"Stoker" is a visual treat from the creative opening credits to the colorful splendor of nature that's almost blinding. Director Park Chan-wook embraces texture, shapes and colors with such exuberance that each scene is a celebration of the visual. It's almost brilliant enough to distract from a plot that has some very dark problems.
Mia Wasikowska turns in a creepy performance as India, a young woman who just turned 18 and has lived an emotionally confined life. That world gets even smaller and darker when her father dies in an automobile accident. The arrival of Charles Stoker (Matthew Goode), an uncle she never knew existed, could be the spark she needs to come out of her emotional cocoon.
The film's big question is whether she will emerge as a beautiful butterfly or killer moth.
The script by Wentworth Miller, best know as the star of the FOX series "Prison Break," delves deep into these question: Are we predestined to be the people we become? Does our family or the environment shape the way we become? These deep questions can't be perfectly answered in the 98-minute running time and that forces the film to make large leaps that leave points in its dust.
The story also takes a dramatic turn without a true reason for the change. It's such an unexplained twist that the movie's final scenes don't play with any honesty.
India's mother, Evelyn (Nicole Kidman), offers an argument for both influences. The aging beauty with a serious drinking problem looks like she's stumbled into this production from a touring company of "Streetcar Named Desire." She's not only an argument that India's eventual emotional development will be twisted because her mom is such a nut case, but she also provides clues that life in the Stoker household has been full of twisted messages that would test anyone's sanity.
Goode continues the creepiness, playing a VERY affectionate uncle. It's eventually revealed that he's the final piece of the mental puzzle that will either send India on a path of normalcy or down the road to mental despair. Goode manages to make the character both charming and scary -- the kind of person you want to trust. But there's something that screams he's bad news.
Wasikowska's performance is emotionless by design. The problem is she plays it so well that the moment of her awakening never escapes the deep freeze created by her cold heart.
Had "Stoker" been as smartly written as it is brilliantly shot, the film would have been an intelligent look at nature vs. nurture. The balance just isn't there.
"Stoker," rated PG for xx. rated R for violence, sexual content. Stars Mia Wasikowska, Nicole Kidman, Matthew Goode. Directed by Park Chan-wook. Running time: 98 minutes. Grade: C+ | Other movie reviews

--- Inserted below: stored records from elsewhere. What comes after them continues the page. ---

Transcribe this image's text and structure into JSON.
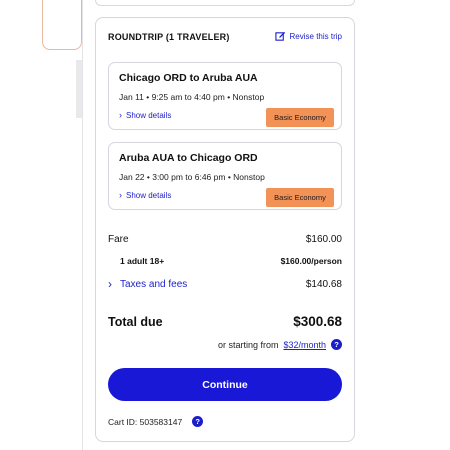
{
  "trip": {
    "title": "ROUNDTRIP (1 TRAVELER)",
    "revise_label": "Revise this trip"
  },
  "legs": [
    {
      "route": "Chicago ORD to Aruba AUA",
      "time": "Jan 11 • 9:25 am to 4:40 pm • Nonstop",
      "details_label": "Show details",
      "fare_class": "Basic Economy"
    },
    {
      "route": "Aruba AUA to Chicago ORD",
      "time": "Jan 22 • 3:00 pm to 6:46 pm • Nonstop",
      "details_label": "Show details",
      "fare_class": "Basic Economy"
    }
  ],
  "pricing": {
    "fare_label": "Fare",
    "fare_value": "$160.00",
    "traveler_label": "1 adult 18+",
    "traveler_value": "$160.00/person",
    "taxes_label": "Taxes and fees",
    "taxes_value": "$140.68",
    "total_label": "Total due",
    "total_value": "$300.68",
    "monthly_prefix": "or starting from",
    "monthly_link": "$32/month"
  },
  "actions": {
    "continue_label": "Continue"
  },
  "cart": {
    "id_text": "Cart ID: 503583147"
  },
  "colors": {
    "accent": "#1818d6",
    "link": "#1a1fcb",
    "badge": "#f39257"
  }
}
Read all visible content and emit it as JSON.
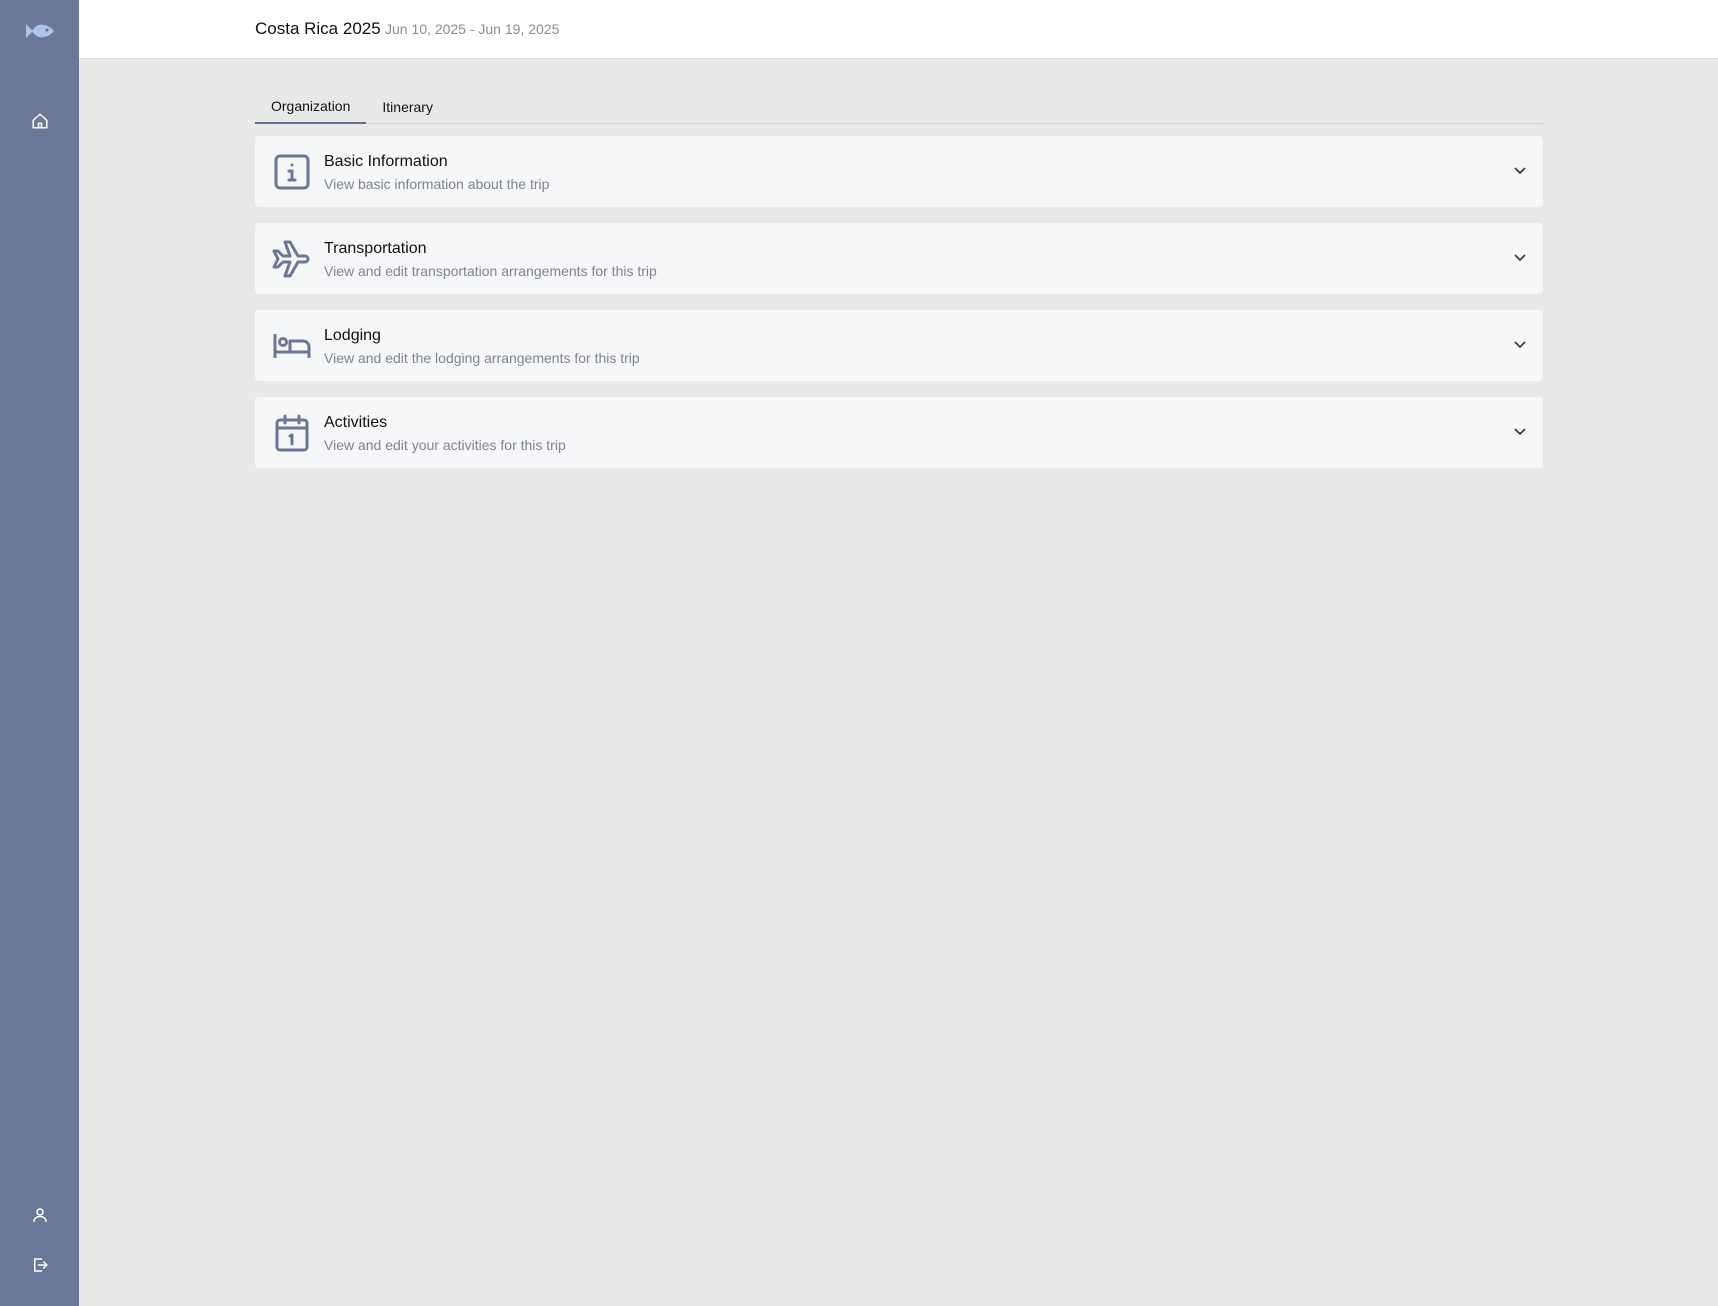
{
  "header": {
    "title": "Costa Rica 2025",
    "dates": "Jun 10, 2025 - Jun 19, 2025"
  },
  "sidebar": {
    "items": [
      {
        "icon": "fish-logo-icon"
      },
      {
        "icon": "home-icon"
      },
      {
        "icon": "user-icon"
      },
      {
        "icon": "logout-icon"
      }
    ]
  },
  "tabs": [
    {
      "label": "Organization",
      "active": true
    },
    {
      "label": "Itinerary",
      "active": false
    }
  ],
  "sections": [
    {
      "icon": "info-icon",
      "title": "Basic Information",
      "subtitle": "View basic information about the trip"
    },
    {
      "icon": "plane-icon",
      "title": "Transportation",
      "subtitle": "View and edit transportation arrangements for this trip"
    },
    {
      "icon": "bed-icon",
      "title": "Lodging",
      "subtitle": "View and edit the lodging arrangements for this trip"
    },
    {
      "icon": "calendar-icon",
      "title": "Activities",
      "subtitle": "View and edit your activities for this trip"
    }
  ],
  "colors": {
    "sidebar": "#6a7897",
    "accent": "#5f6d8f",
    "icon": "#6a7897",
    "logo": "#a9c6e8"
  }
}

TV and movie critic Rick Bentley can be reached at (559) 441-6355, email@example.com or @RickBentley1 on Twitter. Read his blog at fresnobeehive.com.